On the academic side: Dr. Tsai’s experience could be divided into two parts: (1) projects for the government and industries and (2) research and publications. Dr. Tsai graduated from Rensselaer Polytechnic Institute, known for science and engineering education as well as pioneering the integration of management and technology in the United States. Dr. Tsai skillfully adopted this technique in the textiles and clothing industry. Therefore, her first type of research focus involves implementing electronics and the Internet to transform the textiles and apparel industry, innovating products, processes, and business models, as well as managing customer relationships by using new technology and the Internet. This category also includes projects on creativity and entrepreneurship.
Dr. Tsai’s second type of research consists mainly of Ministry of Science and Technology projects that focus on two categories: the first is topics on entrepreneurship and new ventures as well as innovative business models. The second category is culture element digitization. Dr. Tsai digitizing 1,500 qipao pieces (Ministry of Culture project, December 2018–November 2020) and 5,232 pieces of aboriginal Taiwanese textiles and apparel (the Ministry of Economic Affairs research and development project, 2009–2010) to provide origin elements, which include vector diagrams and metadata for students and designers to use. Through field study, literature review, and primary and secondary data, the contribution of these projects are building database on the disappearing artifacts and craftsmanship and providing inspiration and value for designers and future creations of all types.
Recent years, Dr. Tsai has been focused on the issue of sustainability because large amounts of waste are generated from the fashion industry, and this has considerable effects on the built environment and climate change. The current design mindset needs to change from using conventional materials to innovating new materials or accepting more recycled and reused materials. Under these circumstances, Dr. Tsai established the Global Sustainable Fashion Research Center with a direction for both research and curricula. The center has four areas: (1) culture and heritage, (2) technology and design, (3) business and management, and (4) analytics and communication. This center commits to sustainable fashion from design to manufacturing, retailing to consumers.
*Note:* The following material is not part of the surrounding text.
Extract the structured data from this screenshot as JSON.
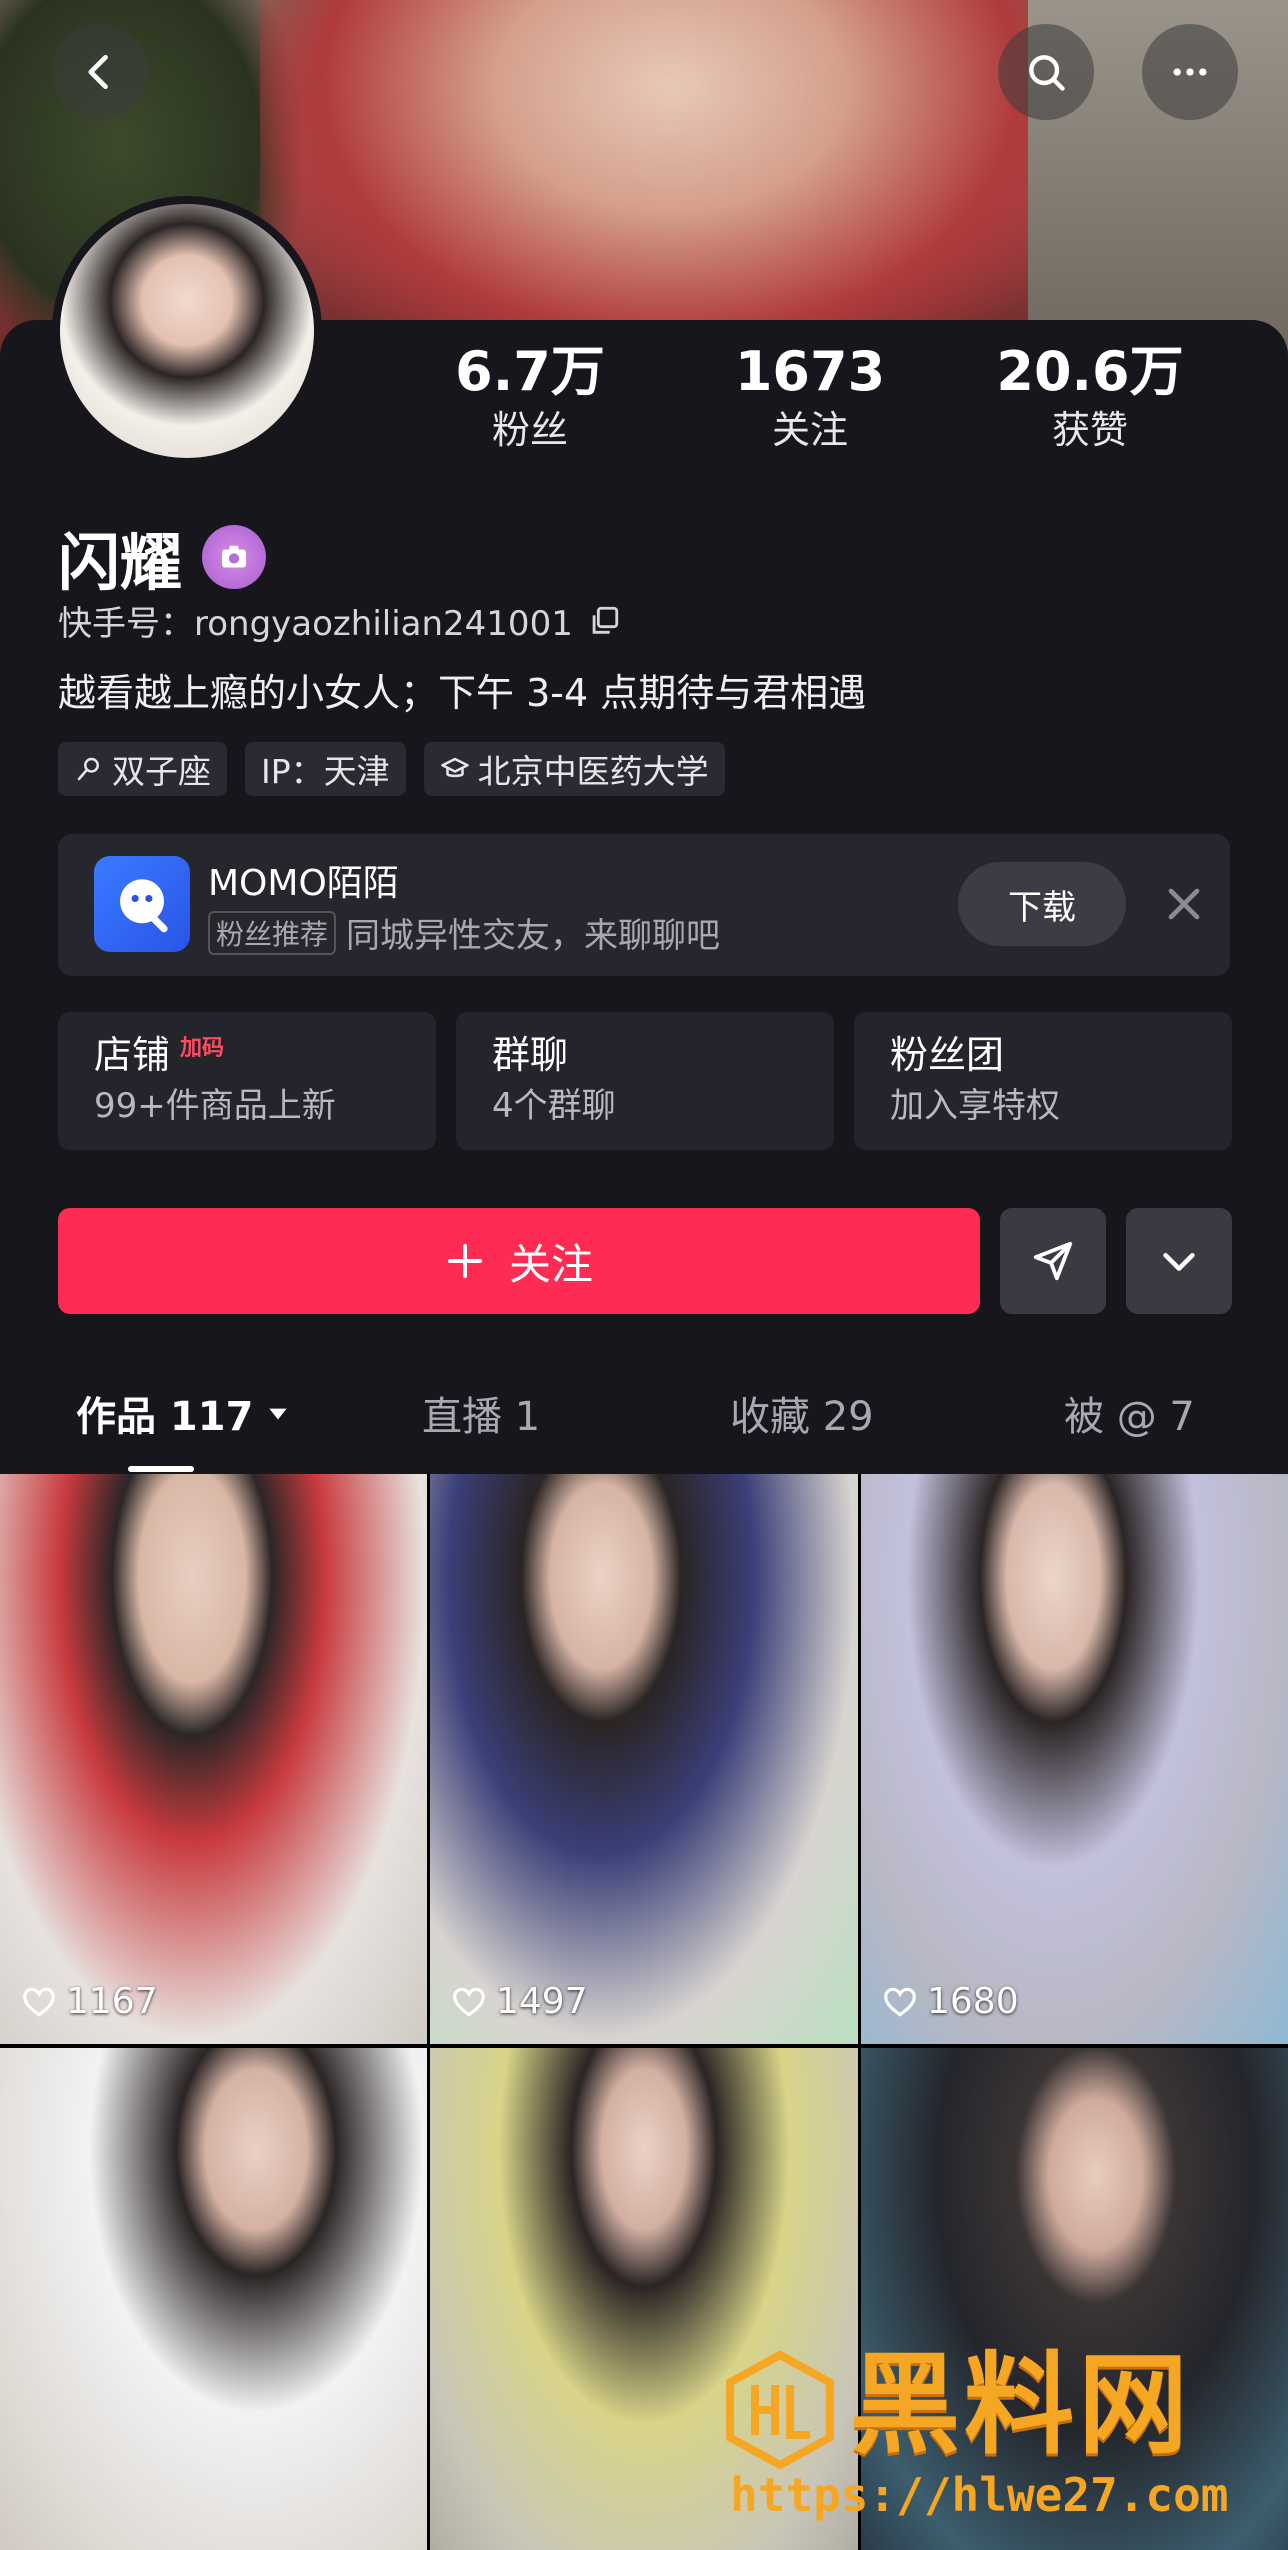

With a strong vision and mission, Dr. Tsai foresees a missing link between education and the future world because of rapidly changing technology that makes many fields, including education, obsolete. She again led the college to receive a “UFO project” (University Foresight Education, Ministry of Education, 2019), which was 1 of only 64 projects approved by the Ministry of Education nationwide. The project’s purpose is to create a method and strategic development map for future education. Curricula, teaching methods, interaction with industries, and implementation and infusion of technology should be redesigned because the future requires cross disciplinary training. Therefore, this is a critical moment for schools to incubate students with humanity, innovative, and internationalization capabilities that can differentiate themselves from others and avoid the threats of artificial intelligence and automation.